» **Brief**:
Go through the material and tally the lines containing the string "chevron". Give the total alone.

Given information below:

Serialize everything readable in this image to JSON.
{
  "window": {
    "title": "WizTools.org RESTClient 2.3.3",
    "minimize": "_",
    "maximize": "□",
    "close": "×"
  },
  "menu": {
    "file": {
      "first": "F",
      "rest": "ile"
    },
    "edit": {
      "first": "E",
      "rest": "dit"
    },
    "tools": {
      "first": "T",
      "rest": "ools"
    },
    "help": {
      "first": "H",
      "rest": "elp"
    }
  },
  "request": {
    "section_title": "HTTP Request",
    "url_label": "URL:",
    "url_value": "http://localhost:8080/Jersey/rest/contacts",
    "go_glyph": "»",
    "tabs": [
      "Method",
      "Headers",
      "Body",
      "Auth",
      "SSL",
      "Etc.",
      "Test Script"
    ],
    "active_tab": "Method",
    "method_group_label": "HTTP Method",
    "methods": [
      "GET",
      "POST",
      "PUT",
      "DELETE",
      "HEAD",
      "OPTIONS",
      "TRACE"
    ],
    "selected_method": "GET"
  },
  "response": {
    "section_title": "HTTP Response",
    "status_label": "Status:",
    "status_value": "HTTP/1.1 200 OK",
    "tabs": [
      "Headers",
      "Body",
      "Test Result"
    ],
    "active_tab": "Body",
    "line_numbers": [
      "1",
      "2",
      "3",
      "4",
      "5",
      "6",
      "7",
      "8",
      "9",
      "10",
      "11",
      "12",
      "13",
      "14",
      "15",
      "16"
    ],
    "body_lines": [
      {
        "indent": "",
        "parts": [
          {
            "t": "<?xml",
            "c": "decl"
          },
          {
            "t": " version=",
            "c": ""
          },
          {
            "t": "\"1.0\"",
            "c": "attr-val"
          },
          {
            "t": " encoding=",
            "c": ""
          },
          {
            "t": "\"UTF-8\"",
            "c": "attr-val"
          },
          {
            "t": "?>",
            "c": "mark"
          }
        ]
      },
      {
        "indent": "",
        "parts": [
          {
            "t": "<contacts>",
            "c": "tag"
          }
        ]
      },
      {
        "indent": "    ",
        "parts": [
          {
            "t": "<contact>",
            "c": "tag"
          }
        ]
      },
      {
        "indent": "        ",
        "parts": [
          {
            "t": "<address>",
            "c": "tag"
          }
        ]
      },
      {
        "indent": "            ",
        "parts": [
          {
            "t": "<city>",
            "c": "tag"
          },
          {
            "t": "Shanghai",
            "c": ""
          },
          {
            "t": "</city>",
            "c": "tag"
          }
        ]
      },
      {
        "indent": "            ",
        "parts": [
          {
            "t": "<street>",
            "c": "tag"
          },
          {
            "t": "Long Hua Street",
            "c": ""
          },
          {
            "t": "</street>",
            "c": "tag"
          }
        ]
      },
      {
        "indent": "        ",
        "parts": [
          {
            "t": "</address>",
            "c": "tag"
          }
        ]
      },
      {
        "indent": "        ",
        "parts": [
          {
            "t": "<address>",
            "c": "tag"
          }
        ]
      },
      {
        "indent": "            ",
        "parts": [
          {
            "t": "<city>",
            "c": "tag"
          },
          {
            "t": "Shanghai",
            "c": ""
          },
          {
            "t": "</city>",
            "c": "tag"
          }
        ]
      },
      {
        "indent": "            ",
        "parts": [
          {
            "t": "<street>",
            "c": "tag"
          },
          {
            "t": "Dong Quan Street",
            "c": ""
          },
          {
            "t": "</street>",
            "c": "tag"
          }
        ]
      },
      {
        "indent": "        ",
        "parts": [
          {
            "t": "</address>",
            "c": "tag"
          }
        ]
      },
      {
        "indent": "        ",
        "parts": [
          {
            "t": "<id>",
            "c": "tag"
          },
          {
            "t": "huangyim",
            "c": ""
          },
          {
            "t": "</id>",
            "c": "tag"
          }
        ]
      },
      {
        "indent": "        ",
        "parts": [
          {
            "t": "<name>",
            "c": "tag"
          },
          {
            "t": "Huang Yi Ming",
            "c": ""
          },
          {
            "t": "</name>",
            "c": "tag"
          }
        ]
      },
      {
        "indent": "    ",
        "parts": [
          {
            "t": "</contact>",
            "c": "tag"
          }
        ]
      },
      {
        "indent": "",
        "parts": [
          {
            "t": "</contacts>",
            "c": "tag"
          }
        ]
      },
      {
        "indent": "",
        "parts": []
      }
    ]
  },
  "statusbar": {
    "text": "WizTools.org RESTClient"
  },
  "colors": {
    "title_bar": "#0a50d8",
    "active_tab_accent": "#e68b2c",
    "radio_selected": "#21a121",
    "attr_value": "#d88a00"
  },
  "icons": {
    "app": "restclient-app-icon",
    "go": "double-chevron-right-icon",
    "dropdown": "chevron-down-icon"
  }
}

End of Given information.

» **Finished task**:
2